They gave a little of themselves to create an imperfect version of a character who inhabited the fantasy lives of millions.
But if it was Middleton, anonymity may have protected his future career. In 1948, Columbia Pictures cast Kirk Alyn as the hero in the 15-part serial Superman, making him the first actor to play the role in live-action film. Alyn was a Broadway performer who had once appeared with Ginger Rogers—his background in dance gave him the legs necessary for the role of Superman—but he didn’t have much success afterwards, on stage or on screen. “Playing Superman ruined my acting career, and I was bitter for many years about the whole thing,” he told an interviewer in 1972. “I couldn’t get another job in Hollywood.” But the world had changed, fandom was emerging as a cultural force, and Alyn built a new career visiting “nostalgia groups” and college campuses.
Krauser and Collyer escaped Superman’s shadow, and they had extraordinary second acts. After Krauser died of a heart attack in 1964, following a match in Salt Lake City, his hometown paper focused on his years as a Kalmikoff brother and his service in the Merchant Marines. When Collyer died in 1969, The New York Times celebrated his career as a pioneering television game show host in the 50s, and the sermons he wrote in verse. The paper treated his Superman work as an aside, even though, during the final years of his life, Collyer returned to the role for another animated series on television (and even though you can easily imagine Superman himself reciting the title of Collyer’s popular book, Thou Shalt Not Fear).
If Krauser and Collyer ever met, they would have discovered something familiar. The humbled, retired superhero has been a genre trope for at least 40 years. Neither man fit the archetype.
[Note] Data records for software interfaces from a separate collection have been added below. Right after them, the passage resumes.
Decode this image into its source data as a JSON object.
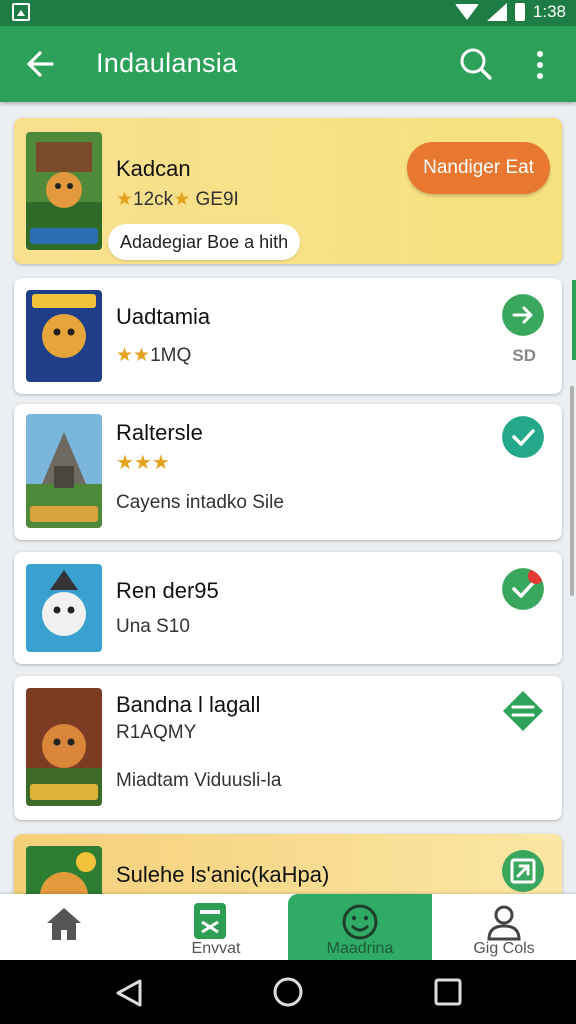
{
  "status_bar": {
    "time": "1:38"
  },
  "app_bar": {
    "title": "Indaulansia",
    "back_icon": "arrow-left-icon",
    "search_icon": "search-icon",
    "more_icon": "more-vert-icon"
  },
  "list": [
    {
      "name": "Kadcan",
      "rating_text": "12ck",
      "size": "GE9I",
      "action_label": "Nandiger Eat",
      "chip": "Adadegiar Boe a hith"
    },
    {
      "name": "Uadtamia",
      "rating_text": "1MQ",
      "badge": "SD"
    },
    {
      "name": "Raltersle",
      "desc": "Cayens intadko Sile"
    },
    {
      "name": "Ren der95",
      "sub": "Una S10"
    },
    {
      "name": "Bandna l lagall",
      "sub": "R1AQMY",
      "desc": "Miadtam Viduusli-la"
    },
    {
      "name": "Sulehe ls'anic(kaHpa)"
    }
  ],
  "bottom_nav": [
    {
      "label": "",
      "icon": "home-icon"
    },
    {
      "label": "Envvat",
      "icon": "grid-app-icon"
    },
    {
      "label": "Maadrina",
      "icon": "smiley-icon",
      "active": true
    },
    {
      "label": "Gig Cols",
      "icon": "person-icon"
    }
  ],
  "colors": {
    "primary": "#2da15a",
    "primary_dark": "#1e7d45",
    "accent": "#e8772f",
    "featured_bg": "#f8e08f"
  }
}
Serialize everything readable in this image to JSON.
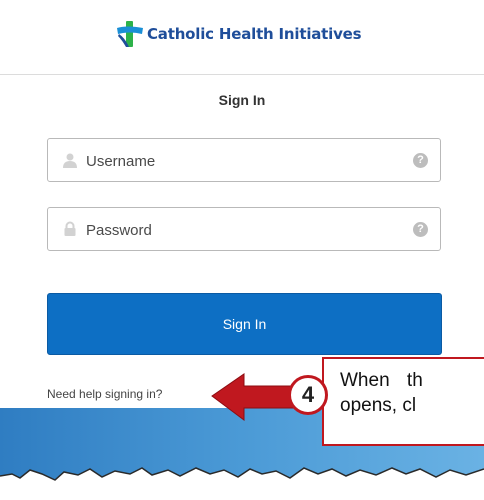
{
  "header": {
    "logo_text": "Catholic Health Initiatives"
  },
  "form": {
    "title": "Sign In",
    "username_placeholder": "Username",
    "password_placeholder": "Password",
    "help_glyph": "?",
    "submit_label": "Sign In",
    "help_link": "Need help signing in?"
  },
  "callout": {
    "step": "4",
    "line1": "When th",
    "line2": "opens, cl"
  },
  "colors": {
    "brand": "#1f4e9a",
    "button": "#0d6fc4",
    "callout": "#c0181f"
  }
}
They gave a little of themselves to create an imperfect version of a character who inhabited the fantasy lives of millions, and then, come middle age, they moved on. There was more to life than being the most powerful man on Earth.
Max Fleischer’s Superman, a Blu ray containing the complete Superman series, was released in May.